This is the nature of sin, which extends to what we do with our hearts and bodies, sexually speaking. How we handle sex reveals what we believe about God. Our use or misuse of sex always reveals whether we’re living lives of submission to God or rebellion. For all of us, then, one of the key questions of life is whether we’re willing to call God “boss” and let him meet our needs his way.
The white church is also hesitant to admit that its members experience these kinds of problems, as well as the propensity to live double lives of hypocrisy. Yet homosexuality seems to be a more hidden reality in African-American, Asian, and Latino churches. Perhaps the white church has just lost its sense of shame; that is, it has lost an awareness that something is terribly wrong, while African-American and other ethnic churches still hold on to some appearance that, biblically speaking, same-sex attraction is not a good thing to be open about or celebrated.
I don’t know how many black churches have become pro-homosexual. This is not a bad thing, but avoiding the real struggles that people experience is.
Keeping silent about these struggles puts those in the African-American church in a bind. The barriers to admitting the truth and seeking help consequently remain very high. These barriers must be broken down in the African-American church. This can happen only when these real heart issues and problems are discussed openly and honestly. That’s also when people who struggle with same-sex attractions might be encouraged to talk about it sooner so that they can understand how much God cares and longs to meet them in the midst of their secret struggles. The pop psychologist Dr. Phil is right on here. He often states boldly and frequently on his TV show, “What can’t be admitted can’t be changed.”
A passage from the Bible, I Thessalonians: 4:3-5, states, “This is God’s will, that you abstain from sexual immorality; and that each of you learn how to control his own body in holiness and honor; not in lustful passion. . . . ”

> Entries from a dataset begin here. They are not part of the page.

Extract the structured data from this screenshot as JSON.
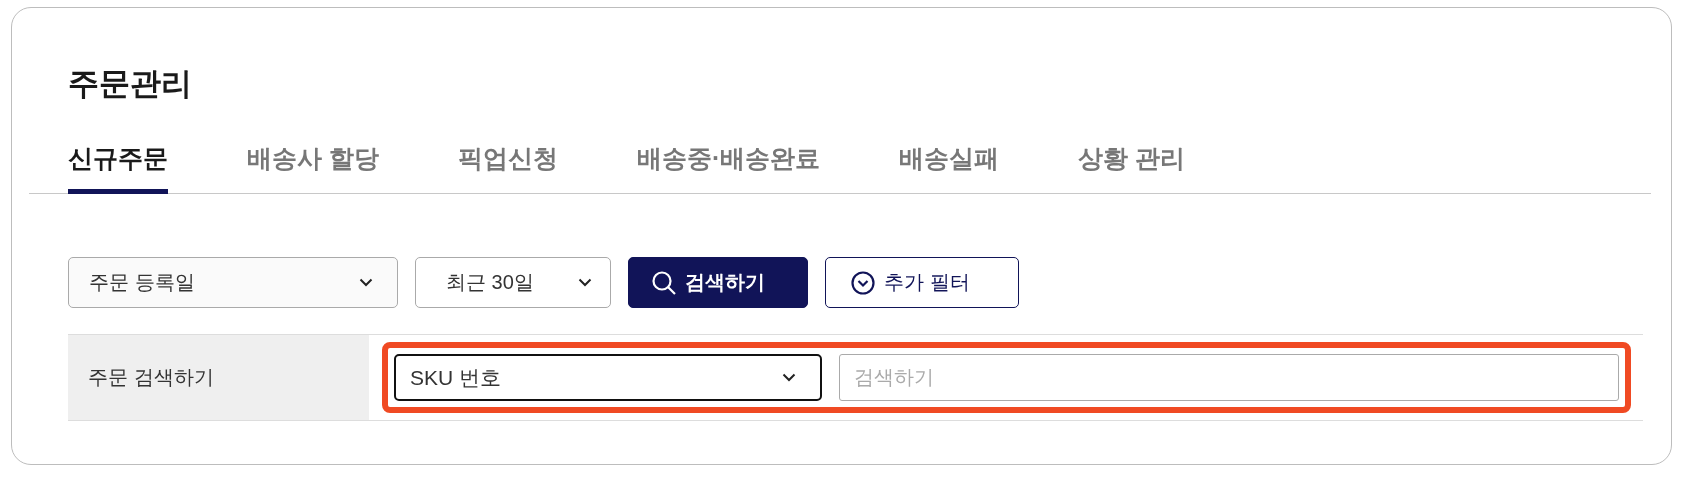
{
  "page": {
    "title": "주문관리"
  },
  "tabs": [
    {
      "label": "신규주문",
      "selected": true
    },
    {
      "label": "배송사 할당",
      "selected": false
    },
    {
      "label": "픽업신청",
      "selected": false
    },
    {
      "label": "배송중·배송완료",
      "selected": false
    },
    {
      "label": "배송실패",
      "selected": false
    },
    {
      "label": "상황 관리",
      "selected": false
    }
  ],
  "filters": {
    "date_type": "주문 등록일",
    "period": "최근 30일",
    "search_button": "검색하기",
    "more_filter_button": "추가 필터"
  },
  "search_row": {
    "label": "주문 검색하기",
    "field_type": "SKU 번호",
    "placeholder": "검색하기",
    "highlighted": true
  }
}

Admittedly, these are hard words to take in, especially in our ‘sex is my own business’ culture. But they are also life-giving words that transcend race and ethnicity. In this sense, God’s words to us are truly multicultural in nature.